Probably the film’s most important lesson was that you should always put out because, if you don’t, your dumbass boyfriend is going to end up cheating on you with some psycho bitch who is going to go all obsessive on his ass and end up framing him for murder.  When Swimfan starts, Ben (Jesse Bradford!) is dating Amy (Shiri Appleby) and they’re a cute couple but Amy is more into studying and planning for the future than in having sex with Ben.

So, of course, Ben ends up cheating on her with the new girl at school, Madison Bell (Erika Christensen).  He does this despite the fact that Madison is obviously unbalanced from the minute that he meets her, has a major case of the crazy eyes, and tends to come across as being a little bit robotic.  It’s only one night and Ben says that he feels terrible about it but Madison still decides that Ben is her man now.

It all leads to this scene:

(I have to admit that the artful placement of the camera in this scene makes me laugh every time.  The filmmakers were obviously really determined to get that PG-13 rating.  Also, just a little tip — if you’re taking nudes for your man, try smiling.)

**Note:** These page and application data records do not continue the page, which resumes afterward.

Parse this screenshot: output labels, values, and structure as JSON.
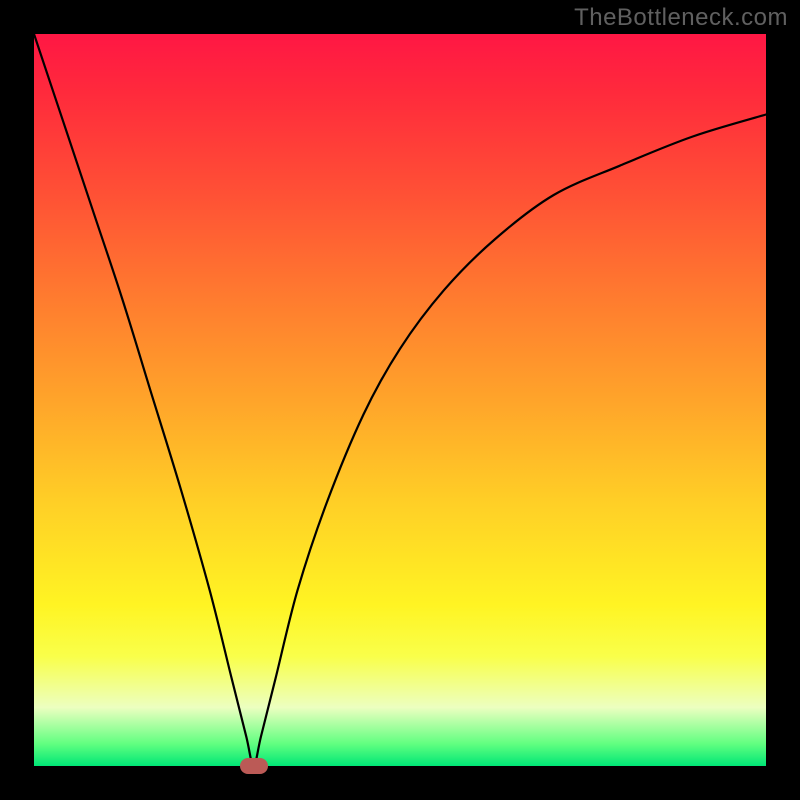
{
  "watermark": "TheBottleneck.com",
  "chart_data": {
    "type": "line",
    "title": "",
    "xlabel": "",
    "ylabel": "",
    "xlim": [
      0,
      100
    ],
    "ylim": [
      0,
      100
    ],
    "grid": false,
    "legend": false,
    "background_gradient": {
      "orientation": "vertical",
      "stops": [
        {
          "pos": 0.0,
          "color": "#ff1744"
        },
        {
          "pos": 0.5,
          "color": "#ffcf26"
        },
        {
          "pos": 0.85,
          "color": "#f9ff4a"
        },
        {
          "pos": 1.0,
          "color": "#00e676"
        }
      ]
    },
    "series": [
      {
        "name": "bottleneck-curve",
        "x": [
          0,
          4,
          8,
          12,
          16,
          20,
          24,
          27,
          29,
          30,
          31,
          33,
          36,
          40,
          45,
          50,
          56,
          63,
          71,
          80,
          90,
          100
        ],
        "y": [
          100,
          88,
          76,
          64,
          51,
          38,
          24,
          12,
          4,
          0,
          4,
          12,
          24,
          36,
          48,
          57,
          65,
          72,
          78,
          82,
          86,
          89
        ]
      }
    ],
    "marker": {
      "name": "optimum-marker",
      "x": 30,
      "y": 0,
      "color": "#bb5a56"
    }
  },
  "colors": {
    "frame": "#000000",
    "curve": "#000000",
    "watermark": "#606060"
  }
}
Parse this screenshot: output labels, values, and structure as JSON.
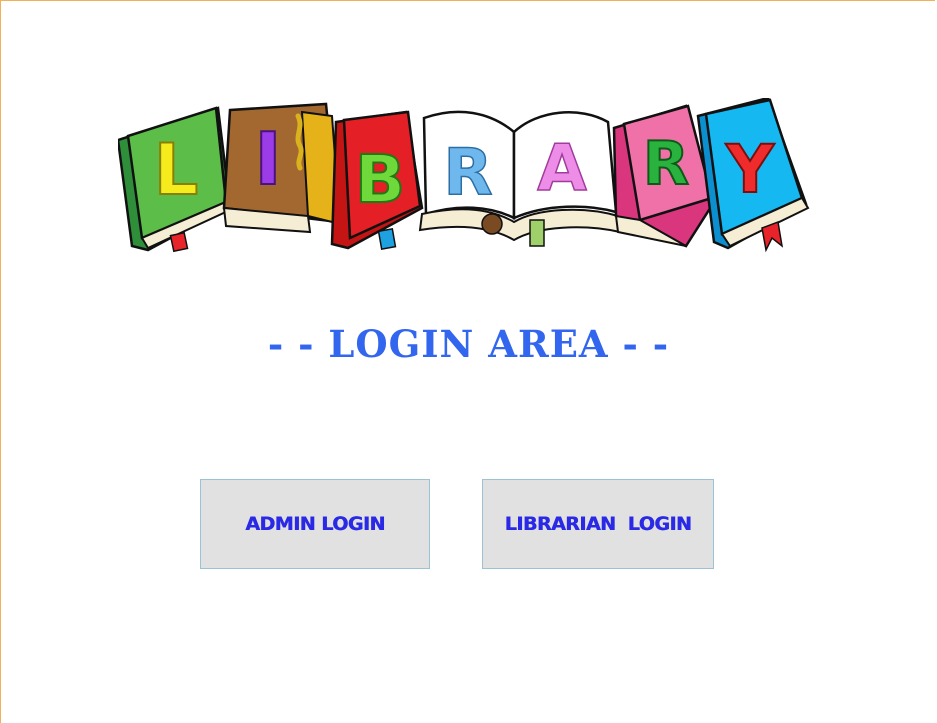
{
  "logo": {
    "letters": [
      "L",
      "I",
      "B",
      "R",
      "A",
      "R",
      "Y"
    ],
    "book_colors": [
      "#56b847",
      "#a26a33",
      "#e41f25",
      "#ffffff",
      "#ffffff",
      "#f070a8",
      "#16b8f2"
    ],
    "letter_colors": [
      "#f5ec1d",
      "#9b3ce8",
      "#6fd93c",
      "#6fb8ee",
      "#ee8de8",
      "#29b23e",
      "#ef2b2b"
    ]
  },
  "login_area": {
    "title": "- - LOGIN AREA - -"
  },
  "buttons": {
    "admin_label": "ADMIN LOGIN",
    "librarian_label": "LIBRARIAN  LOGIN"
  },
  "colors": {
    "title": "#3366ee",
    "button_text": "#2a2ae6",
    "button_bg": "#e1e1e1",
    "frame_border": "#f0b257"
  }
}
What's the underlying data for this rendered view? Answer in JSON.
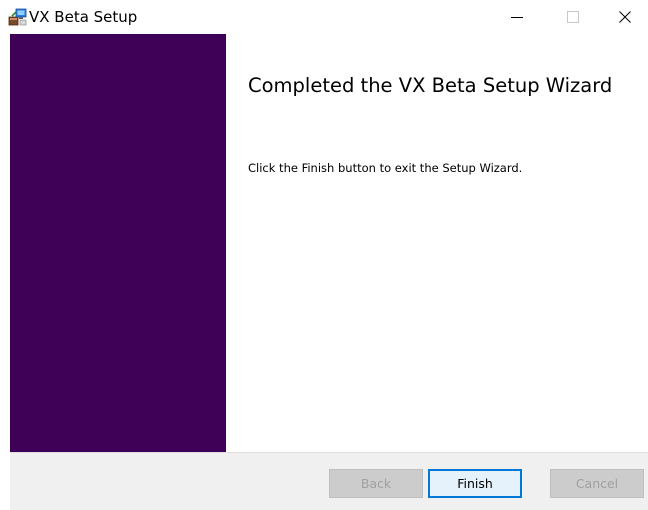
{
  "window": {
    "title": "VX Beta Setup",
    "icon": "setup-installer-icon"
  },
  "banner": {
    "color": "#3f0058"
  },
  "content": {
    "heading": "Completed the VX Beta Setup Wizard",
    "body": "Click the Finish button to exit the Setup Wizard."
  },
  "buttons": {
    "back": "Back",
    "finish": "Finish",
    "cancel": "Cancel"
  },
  "colors": {
    "accent": "#0078d7",
    "footer": "#f0f0f0"
  }
}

When Ben keeps rejecting her, Madison conspires to get him kicked off the swim team.  She also kills the swimmer who takes Ben’s place on the team and frames Ben for the crime.  (The exact same thing happened to Michael Phelps but you never hear about it because all the media wants to talk about is that time he got his picture taken at that party.)  And then she tries to kill Amy and, the movie tells us, this all could have been avoided if only Amy hadn’t spent so much time worrying about which college to go to.  Keep your man happy, girls, the movie tells us, or be prepared to deal with the consequences. Boys will be boys!

The other life lesson is that you should really learn how to swim.  Since this movie is called Swimfan and it features a gigantic subplot about swimming, you can already guess that it’s all going to end with a big fight in a pool.  Ben can swim.  Madison and Amy can’t.  Can you guess what happens?  Watching Swimfan last night reminded me that I still need to learn how to swim.  Thank you, Swimfan!

Anyway, Swimfan is definitely a guilty pleasure.  I mean, if you want to get technical about it, this is a really, really bad movie.  The plot is derivative of every single stalker thriller that you’ve ever seen.  Jesse Bradford is pretty good but Erika Christensen appears to be in a daze.  And yet, whenever I see that it’s on, I can’t help but watch it.  Some of it, of course, is because Swimfan appeals to the same nostalgia that still causes me to sing …Baby One More Time, at the top of my lungs, whenever I’m driving home despite the fact that Britney’s later songs are so much better.  But beyond the nostalgia appeal, Swimfan is just so ludicrous and silly and over the top.  How can you not be a fan of Swimfan?

Swimfanposter

Previous Guilty Pleasures

  1. Half-Baked
  2. Save The Last Dance
  3. Every Rose Has Its Thorns
  4. The Jeremy Kyle Show
  5. Invasion USA
  6. The Golden Child
  7. Final Destination 2
  8. Paparazzi
  9. The Principal
  10. The Substitute
  11. Terror In The Family
  12. Pandorum
  13. Lambada
  14. Fear
  15. Cocktail
  16. Keep Off The Grass
  17. Girls, Girls, Girls
  18. Class
  19. Tart
  20. King Kong vs. Godzilla
  21. Hawk the Slayer
  22. Battle Beyond the Stars
  23. Meridian
  24. Walk of Shame
  25. From Justin To Kelly
  26. Project Greenlight
  27. Sex Decoy: Love Stings